Mandarin Oriental Tokyo is located in what they boast to be the birthplace of modern Tokyo. The Nihonbashi neighborhood is immensely vibrant, including shopping centers, restaurants, as well as some historical landmarks such as the Fukutoku Shrine. Even though it’s about 15 minutes away (by car) from our previous suggestion, we’d be splitting hairs if we tried to compare the two. Nevertheless, Mandarin Oriental provides a unique ambiance and is too good of a hotel not to be included in this list.

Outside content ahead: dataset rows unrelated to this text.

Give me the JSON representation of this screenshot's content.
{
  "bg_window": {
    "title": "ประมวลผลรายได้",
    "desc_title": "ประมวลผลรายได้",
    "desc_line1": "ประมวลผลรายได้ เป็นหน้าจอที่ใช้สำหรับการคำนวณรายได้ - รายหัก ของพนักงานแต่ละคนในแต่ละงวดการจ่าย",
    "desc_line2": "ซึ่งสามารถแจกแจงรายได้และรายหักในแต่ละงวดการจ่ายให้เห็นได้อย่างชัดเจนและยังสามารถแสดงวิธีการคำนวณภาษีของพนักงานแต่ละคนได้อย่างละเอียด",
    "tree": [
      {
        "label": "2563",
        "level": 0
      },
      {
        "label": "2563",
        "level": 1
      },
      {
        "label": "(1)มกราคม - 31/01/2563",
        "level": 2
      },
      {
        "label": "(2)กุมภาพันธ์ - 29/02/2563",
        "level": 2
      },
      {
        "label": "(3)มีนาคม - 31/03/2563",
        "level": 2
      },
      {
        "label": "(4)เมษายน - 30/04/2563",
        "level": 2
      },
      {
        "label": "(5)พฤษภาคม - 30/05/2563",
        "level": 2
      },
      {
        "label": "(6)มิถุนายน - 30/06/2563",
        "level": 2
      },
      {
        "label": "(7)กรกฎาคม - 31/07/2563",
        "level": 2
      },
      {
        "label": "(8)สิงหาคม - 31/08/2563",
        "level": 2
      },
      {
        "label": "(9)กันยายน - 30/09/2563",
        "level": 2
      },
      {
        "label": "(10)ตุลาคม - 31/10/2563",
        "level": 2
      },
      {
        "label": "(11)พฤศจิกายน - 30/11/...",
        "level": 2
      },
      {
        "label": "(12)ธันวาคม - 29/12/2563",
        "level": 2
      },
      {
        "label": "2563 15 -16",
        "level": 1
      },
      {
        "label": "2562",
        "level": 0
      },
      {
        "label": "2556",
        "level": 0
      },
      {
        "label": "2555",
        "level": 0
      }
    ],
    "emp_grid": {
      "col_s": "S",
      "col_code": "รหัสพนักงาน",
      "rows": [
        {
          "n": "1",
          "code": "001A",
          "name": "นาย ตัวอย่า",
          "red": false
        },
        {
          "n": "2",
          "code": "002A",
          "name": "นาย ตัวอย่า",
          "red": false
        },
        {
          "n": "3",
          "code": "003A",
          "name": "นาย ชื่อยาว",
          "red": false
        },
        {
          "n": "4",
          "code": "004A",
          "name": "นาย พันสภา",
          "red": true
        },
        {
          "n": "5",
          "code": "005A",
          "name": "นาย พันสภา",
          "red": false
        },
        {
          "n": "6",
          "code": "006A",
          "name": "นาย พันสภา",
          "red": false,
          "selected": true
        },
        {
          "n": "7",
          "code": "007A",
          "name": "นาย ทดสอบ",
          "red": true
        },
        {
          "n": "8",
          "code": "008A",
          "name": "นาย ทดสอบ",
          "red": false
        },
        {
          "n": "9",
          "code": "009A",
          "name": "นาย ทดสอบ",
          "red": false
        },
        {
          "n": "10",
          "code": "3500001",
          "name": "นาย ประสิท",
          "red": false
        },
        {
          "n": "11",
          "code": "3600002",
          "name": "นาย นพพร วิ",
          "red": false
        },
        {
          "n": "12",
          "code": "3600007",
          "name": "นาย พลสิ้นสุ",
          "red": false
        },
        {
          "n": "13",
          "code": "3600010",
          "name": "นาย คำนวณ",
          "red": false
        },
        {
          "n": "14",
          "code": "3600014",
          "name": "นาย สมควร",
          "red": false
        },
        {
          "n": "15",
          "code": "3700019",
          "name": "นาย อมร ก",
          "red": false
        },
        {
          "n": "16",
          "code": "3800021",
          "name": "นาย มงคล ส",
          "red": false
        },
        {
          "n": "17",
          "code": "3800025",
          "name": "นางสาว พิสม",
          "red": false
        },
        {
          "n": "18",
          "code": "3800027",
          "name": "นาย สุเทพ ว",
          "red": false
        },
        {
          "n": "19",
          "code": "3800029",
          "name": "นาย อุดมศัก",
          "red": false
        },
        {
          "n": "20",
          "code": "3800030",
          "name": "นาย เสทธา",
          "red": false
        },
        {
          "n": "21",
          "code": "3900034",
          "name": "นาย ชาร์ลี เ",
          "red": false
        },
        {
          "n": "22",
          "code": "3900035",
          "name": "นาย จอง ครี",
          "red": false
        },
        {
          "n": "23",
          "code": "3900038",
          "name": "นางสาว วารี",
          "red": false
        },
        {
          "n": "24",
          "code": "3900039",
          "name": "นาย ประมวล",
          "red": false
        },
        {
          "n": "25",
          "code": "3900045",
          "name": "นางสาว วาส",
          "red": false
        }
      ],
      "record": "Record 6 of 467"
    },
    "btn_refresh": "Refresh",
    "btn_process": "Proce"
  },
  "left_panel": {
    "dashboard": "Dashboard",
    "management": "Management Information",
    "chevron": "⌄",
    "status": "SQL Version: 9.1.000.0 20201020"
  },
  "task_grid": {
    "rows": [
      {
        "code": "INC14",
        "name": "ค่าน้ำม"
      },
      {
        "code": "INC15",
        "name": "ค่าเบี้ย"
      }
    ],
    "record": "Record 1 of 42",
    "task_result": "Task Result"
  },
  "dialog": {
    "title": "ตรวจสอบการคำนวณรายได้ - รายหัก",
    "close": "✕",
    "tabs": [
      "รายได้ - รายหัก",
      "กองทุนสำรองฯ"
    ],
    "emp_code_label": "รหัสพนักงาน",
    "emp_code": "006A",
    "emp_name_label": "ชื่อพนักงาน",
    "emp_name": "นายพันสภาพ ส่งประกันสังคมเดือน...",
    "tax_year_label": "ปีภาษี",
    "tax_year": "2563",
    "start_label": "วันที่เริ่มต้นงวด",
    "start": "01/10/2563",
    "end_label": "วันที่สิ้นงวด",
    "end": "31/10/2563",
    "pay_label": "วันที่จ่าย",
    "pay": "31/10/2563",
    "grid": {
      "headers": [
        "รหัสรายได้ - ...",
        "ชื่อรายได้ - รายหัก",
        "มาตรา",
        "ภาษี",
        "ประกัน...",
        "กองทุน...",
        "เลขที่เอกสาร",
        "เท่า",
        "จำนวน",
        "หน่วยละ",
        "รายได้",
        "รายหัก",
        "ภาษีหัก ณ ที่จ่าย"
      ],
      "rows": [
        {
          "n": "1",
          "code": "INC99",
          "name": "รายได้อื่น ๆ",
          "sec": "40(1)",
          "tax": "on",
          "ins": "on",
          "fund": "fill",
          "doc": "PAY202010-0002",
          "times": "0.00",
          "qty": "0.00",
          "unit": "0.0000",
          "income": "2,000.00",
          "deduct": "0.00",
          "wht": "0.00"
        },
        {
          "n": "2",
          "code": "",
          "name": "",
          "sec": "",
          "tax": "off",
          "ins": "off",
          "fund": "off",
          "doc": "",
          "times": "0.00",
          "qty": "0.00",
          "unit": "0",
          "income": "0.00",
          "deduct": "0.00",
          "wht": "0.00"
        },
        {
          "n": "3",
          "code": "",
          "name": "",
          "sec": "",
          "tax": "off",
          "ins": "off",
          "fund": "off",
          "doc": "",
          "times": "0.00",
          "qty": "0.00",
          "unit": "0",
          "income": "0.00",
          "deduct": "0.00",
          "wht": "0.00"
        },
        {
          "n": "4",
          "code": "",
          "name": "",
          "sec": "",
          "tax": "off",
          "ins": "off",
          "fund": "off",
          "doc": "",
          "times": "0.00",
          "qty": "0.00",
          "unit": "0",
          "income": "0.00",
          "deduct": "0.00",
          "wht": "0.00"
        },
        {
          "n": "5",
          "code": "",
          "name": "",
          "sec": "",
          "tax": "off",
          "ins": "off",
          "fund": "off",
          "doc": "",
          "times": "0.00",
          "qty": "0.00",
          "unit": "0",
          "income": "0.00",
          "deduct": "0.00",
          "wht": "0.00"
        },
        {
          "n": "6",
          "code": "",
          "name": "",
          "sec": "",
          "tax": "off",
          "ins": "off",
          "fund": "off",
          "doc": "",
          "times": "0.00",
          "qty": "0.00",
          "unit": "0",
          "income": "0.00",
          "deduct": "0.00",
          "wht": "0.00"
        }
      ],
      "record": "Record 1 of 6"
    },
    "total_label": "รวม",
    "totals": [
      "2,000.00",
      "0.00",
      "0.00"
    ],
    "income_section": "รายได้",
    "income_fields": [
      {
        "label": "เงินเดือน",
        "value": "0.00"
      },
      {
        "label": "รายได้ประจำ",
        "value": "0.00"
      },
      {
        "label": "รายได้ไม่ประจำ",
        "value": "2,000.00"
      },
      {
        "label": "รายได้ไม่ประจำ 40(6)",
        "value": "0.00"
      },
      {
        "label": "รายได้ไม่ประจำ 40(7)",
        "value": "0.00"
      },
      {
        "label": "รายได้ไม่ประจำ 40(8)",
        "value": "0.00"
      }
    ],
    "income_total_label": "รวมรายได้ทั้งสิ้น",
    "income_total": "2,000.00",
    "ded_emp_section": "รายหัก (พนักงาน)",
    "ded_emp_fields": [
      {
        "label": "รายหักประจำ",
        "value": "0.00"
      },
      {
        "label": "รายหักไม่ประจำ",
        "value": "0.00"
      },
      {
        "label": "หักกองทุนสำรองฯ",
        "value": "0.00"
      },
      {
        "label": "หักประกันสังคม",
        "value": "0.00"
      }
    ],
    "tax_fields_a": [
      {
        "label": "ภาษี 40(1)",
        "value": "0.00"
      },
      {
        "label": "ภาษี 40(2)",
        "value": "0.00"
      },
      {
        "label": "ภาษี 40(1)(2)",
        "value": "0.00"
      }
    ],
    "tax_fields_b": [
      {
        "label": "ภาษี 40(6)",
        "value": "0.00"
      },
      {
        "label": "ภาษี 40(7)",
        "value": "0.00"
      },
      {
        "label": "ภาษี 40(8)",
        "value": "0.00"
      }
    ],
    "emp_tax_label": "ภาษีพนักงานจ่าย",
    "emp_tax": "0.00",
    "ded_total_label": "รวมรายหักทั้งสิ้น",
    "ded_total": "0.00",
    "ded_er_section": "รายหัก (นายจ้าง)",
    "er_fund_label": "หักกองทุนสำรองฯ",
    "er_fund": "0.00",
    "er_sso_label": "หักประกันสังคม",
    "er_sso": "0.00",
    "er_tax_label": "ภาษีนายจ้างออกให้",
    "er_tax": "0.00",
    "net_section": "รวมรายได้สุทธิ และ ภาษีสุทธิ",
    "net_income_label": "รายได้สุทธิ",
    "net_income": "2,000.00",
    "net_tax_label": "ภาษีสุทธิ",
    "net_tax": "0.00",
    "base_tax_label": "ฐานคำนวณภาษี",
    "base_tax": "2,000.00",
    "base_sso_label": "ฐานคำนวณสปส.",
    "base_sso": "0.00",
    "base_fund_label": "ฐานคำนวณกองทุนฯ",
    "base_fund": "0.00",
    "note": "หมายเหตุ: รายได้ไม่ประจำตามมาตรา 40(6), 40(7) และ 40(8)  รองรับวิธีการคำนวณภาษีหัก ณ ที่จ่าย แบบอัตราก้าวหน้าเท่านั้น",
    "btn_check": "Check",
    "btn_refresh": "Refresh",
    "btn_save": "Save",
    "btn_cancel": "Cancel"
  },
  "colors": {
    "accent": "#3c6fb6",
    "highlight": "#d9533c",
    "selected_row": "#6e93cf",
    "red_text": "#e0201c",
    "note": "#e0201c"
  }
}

The interior of the Mandarin Oriental is somewhat minimalistic, although there are noteworthy Japanese touches throughout, making the design equally contemporary and traditional in terms of decor. Most of the rooms and suites have floor-to-ceiling windows from which you can enjoy sweeping vistas of the Tokyo skyline or Mount Fuji in the distance.
Room amenities include minibars, safes, free wi-fi, flat-screen TVs, coffee and tea making machines, complimentary terrycloth robes and yoga mats, and much more. The bathrooms are commodious, featuring walk-in showers and soaking tubs, complimentary toiletries, and hairdryers.
In terms of facilities, the hotel has all bases covered, although the lack of a swimming pool might prove to be off-putting. The gym is equipped with all sorts of workout machines, the spa center with its treatment rooms and lounges is definitely well worth the visit, while dry saunas and steam rooms ensure utmost rejuvenation.
If you have a developed taste for gourmet cuisine, you ought to pay a visit to the Michelin-starred Signature, while the more easy-going Pizza Bar on the 38th floor is pretty self-explanatory. Other fine-dining options include the Michelin-starred Sense, serving Cantonese, and the Tapas Molecular Bar, which focuses on molecular food preparation.
Deluxe rooms start at $360, while the suites go all the way up to $1800.
The first ryokan (or ‘traditional inn) on our list has to be Beniya Mukayu. Located on the scenic Yakushiyama foothills, this hot spring lodge exists for the sole purpose of sensory bliss of its visitors. From the incredibly attentive staff, to the zen environment, and the incredible blend of Japanese culture with contemporary luxury, this establishment is probably the archetype of what a modern ryokan should be. It’s also worth mentioning that the lodge is part of the illustrious Relais & Châteaux hotel association.<